We’ve heard a great deal in recent years about a “skills gap” being experienced by business and industry and the need for more apprentices, pipe-fitters and so on. Much of this concern is economic-cycle dependent and the downturn in energy prices has quieted this discussion. What is less at issue is the need for more “work-integrated learning,” a broad category that can include everything from formal co-op programs to one-year internships, to more course-based experiential education. Universities such as Queen’s have invested heavily in recent years in creating programs and opportunities for our students to learn the lessons (some of them hard) of entrepreneurship and innovation. This will be a good thing, as long as there is sufficient supply of graduates also prepared to go into business, industry and the non-profit or public sectors – not everyone can or should be an independent entrepreneur.
But what about the needs of business and industry at the more advanced level? At a recent meeting of the U15 group of universities, a number of STEM industry leaders noted that there appeared to be a downturn in the production of PhDs generally and of PhDs in STEM disciplines in particular. However, the most recent numbers coming from Statistics Canada show that the number of PhD degrees awarded grew steadily between 2006 and 2013. That said, Canada falls below the OECD average with respect to the number of PhDs held – surely a problem if we are to be competitive in the global knowledge economy – and perhaps the reason behind the sense of a “downturn.”
Canada’s low number of PhD holders could be ascribed to a combination of factors including:
- the reduction in real terms of funding for investigator driven basic science research over the past decade;
- the sluggish academic job market, which, given constraints on provincial budgets (the primary funder of university operating expenses in Canada) and the absence of mandatory retirement, is not likely to change in the medium term;
- Canada’s poor performance in supporting business and organizations to embrace innovation as a strategy for growth. The cumulative effects lead quite simply to a drying up of the pipeline that leads from education to economic growth and global competitiveness.
University and business leaders agree that this is a problem, and it’s accentuated by the failure of many of us in academe to connect more closely with industry – not, I emphasize, to allow a private sector agenda to dominate research, but rather to make sure that prospective candidates for PhD are aware of opportunities outside the academy both before and as they progress to degree completion.
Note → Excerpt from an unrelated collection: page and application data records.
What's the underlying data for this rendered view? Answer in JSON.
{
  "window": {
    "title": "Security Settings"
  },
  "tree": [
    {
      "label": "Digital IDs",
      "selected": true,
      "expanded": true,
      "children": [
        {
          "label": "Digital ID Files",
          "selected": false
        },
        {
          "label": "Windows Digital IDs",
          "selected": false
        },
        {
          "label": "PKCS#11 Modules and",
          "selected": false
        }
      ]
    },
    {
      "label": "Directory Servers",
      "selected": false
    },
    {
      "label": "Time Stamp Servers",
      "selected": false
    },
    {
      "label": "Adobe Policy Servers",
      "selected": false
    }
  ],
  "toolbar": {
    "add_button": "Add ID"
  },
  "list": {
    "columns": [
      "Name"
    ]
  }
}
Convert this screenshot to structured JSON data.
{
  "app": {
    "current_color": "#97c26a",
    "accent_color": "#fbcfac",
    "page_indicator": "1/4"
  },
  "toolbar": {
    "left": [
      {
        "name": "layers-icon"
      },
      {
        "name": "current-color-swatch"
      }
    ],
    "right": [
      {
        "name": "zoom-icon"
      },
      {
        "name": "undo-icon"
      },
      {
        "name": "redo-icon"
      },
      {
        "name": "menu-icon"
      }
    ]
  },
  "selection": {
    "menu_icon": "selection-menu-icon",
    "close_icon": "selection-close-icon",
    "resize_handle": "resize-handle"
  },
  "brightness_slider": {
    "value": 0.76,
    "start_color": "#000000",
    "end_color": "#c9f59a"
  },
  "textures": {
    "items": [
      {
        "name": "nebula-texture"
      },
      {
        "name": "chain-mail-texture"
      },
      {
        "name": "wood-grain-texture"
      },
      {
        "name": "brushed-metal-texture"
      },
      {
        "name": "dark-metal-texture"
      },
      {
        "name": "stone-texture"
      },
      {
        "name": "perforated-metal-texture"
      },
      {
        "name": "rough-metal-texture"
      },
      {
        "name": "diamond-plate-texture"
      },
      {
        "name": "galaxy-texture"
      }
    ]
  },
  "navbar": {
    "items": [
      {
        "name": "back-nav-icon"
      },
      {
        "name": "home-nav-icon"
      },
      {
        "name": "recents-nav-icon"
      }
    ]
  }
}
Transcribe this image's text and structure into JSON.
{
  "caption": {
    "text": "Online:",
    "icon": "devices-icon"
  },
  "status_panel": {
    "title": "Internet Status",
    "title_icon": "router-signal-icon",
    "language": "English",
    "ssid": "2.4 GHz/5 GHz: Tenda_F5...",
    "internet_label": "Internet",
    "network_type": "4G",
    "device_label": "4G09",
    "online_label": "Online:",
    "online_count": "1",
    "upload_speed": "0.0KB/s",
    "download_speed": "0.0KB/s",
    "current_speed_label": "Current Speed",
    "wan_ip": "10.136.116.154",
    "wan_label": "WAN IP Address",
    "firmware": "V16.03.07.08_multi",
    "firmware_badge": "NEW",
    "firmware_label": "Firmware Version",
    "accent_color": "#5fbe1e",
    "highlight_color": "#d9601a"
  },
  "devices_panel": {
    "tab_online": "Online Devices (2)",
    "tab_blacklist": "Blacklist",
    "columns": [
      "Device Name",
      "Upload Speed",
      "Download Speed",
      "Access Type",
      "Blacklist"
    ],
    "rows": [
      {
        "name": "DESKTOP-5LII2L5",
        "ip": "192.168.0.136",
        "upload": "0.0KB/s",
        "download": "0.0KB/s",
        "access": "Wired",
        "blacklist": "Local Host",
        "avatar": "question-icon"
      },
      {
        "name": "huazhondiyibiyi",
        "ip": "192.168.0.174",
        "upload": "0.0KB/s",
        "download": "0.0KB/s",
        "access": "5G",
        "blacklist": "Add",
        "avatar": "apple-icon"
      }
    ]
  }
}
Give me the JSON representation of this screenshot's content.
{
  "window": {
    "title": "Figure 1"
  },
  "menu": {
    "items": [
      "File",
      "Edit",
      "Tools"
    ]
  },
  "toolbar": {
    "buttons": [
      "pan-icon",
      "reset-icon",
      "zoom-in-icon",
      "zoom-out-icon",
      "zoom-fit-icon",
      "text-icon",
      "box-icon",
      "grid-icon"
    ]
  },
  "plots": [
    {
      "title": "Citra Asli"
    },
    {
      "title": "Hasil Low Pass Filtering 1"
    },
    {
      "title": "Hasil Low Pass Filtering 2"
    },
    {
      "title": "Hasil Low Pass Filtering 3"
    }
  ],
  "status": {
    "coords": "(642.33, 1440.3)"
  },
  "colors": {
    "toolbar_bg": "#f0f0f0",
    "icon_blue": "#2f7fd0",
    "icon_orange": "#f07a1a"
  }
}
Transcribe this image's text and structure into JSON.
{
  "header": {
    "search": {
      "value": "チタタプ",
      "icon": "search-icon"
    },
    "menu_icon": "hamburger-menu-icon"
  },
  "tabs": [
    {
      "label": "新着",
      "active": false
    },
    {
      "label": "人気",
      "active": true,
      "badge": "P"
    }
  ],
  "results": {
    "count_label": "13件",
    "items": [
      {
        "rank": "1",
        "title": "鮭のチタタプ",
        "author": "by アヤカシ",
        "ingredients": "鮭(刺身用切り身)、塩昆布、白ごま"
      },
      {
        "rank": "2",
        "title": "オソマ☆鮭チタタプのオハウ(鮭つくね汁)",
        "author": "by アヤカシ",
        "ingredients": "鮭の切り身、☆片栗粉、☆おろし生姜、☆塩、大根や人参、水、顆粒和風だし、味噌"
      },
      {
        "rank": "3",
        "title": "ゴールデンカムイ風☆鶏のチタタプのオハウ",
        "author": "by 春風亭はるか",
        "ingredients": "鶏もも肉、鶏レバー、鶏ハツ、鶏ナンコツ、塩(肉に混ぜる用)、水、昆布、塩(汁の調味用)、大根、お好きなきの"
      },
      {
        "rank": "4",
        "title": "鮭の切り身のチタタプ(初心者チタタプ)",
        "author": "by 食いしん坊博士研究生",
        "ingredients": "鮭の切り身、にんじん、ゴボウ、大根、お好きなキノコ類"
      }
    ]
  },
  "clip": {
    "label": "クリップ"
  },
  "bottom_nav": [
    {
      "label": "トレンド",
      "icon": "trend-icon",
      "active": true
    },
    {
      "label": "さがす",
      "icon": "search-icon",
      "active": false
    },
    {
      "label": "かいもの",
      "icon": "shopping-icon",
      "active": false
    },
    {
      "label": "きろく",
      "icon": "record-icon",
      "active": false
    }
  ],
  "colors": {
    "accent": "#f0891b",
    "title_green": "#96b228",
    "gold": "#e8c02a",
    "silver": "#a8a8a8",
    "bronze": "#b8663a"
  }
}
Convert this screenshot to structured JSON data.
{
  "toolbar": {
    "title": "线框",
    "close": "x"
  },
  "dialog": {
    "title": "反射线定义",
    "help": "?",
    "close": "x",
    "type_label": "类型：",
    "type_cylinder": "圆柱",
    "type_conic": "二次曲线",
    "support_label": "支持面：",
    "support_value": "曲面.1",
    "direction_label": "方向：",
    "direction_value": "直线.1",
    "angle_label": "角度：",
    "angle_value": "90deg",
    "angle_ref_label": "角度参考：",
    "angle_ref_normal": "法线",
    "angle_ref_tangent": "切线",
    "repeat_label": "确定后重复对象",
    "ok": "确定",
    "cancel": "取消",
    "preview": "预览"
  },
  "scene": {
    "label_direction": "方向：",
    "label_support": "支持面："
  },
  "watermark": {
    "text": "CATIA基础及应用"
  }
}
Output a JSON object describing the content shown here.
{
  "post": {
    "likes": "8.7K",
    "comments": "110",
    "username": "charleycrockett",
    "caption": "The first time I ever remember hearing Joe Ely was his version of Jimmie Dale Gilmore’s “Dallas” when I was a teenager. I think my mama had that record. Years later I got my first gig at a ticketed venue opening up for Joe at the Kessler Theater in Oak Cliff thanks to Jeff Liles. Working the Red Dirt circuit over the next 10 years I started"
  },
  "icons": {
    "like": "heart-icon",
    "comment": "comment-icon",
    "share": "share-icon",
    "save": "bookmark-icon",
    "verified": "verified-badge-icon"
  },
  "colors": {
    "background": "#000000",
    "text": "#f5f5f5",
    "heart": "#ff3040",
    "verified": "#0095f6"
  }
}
It should be noted that academic/industry programs such as those offered by Mitacs have proven to be quite successful, but I wonder what more we could be doing to foster skills and career development through direct partnerships with industry. These would not be limited to STEM – banks and other businesses have needs for the critical skills that can be provided by PhDs in English or Political Studies – but I’ll confine myself to STEM here with a modest suggestion for a solution.
Universities and businesses could take a page from the playbook of Canada’s Armed Forces, who have been producing their officers for decades through a combination of teaching them themselves (for instance at Royal Military College in Kingston) or subsidizing their education at other institutions. In return, they get an agreed-upon promise of years of service post-degree.
What if we extended that model to the doctoral level? Businesses and industries could either individually, or as a pool, provide four years of doctoral funding for qualified candidates to do a PhD at a research-intensive university, in return for, say, four years of employment at the firm afterward. This would solve a variety of problems at once. It would provide a badly needed alternative stream of funding for students thus enabling faculty to take on doctoral-level researchers in their labs. It would remove the problem of “what do I do when I’m finished”? It would ensure a steady supply of STEM PhDs in needed areas. It would seed businesses with managers who understand the importance of university-based research and what it can do for Canada’s economy. And it would help mitigate the most unhelpful and unrealistic notion that we in the academy have, that our PhDs must go into academe, must get a postdoc, etc., or else they have failed us and we them.
This alternative model for PhD training would need to be designed carefully. At the outset it would require that intellectual property considerations are addressed and that there is a clear understanding that the research to be undertaken is an academic requirement conducted under the mentorship of the faculty supervisor. Ideally, there should be opportunities for work-integrated learning woven into the academic program. Many programs are introducing such opportunities, and with businesses investing in supporting students they may be highly motivated to provide training that will complement the academic learning and better prepare PhDs to join the employer upon degree completion.
The current model of relations between business and the university, built mainly on patents and licenses, has served us all well for decades. But the world has changed, and we need as a country to raise our game and examine other models of integration. If we do not, we run the risk of losing the next generation of research leaders. Not just business, not just the university, but Canada as a whole will be the poorer for it.
Daniel Woolf is principal and vice-chancellor at Queen’s University.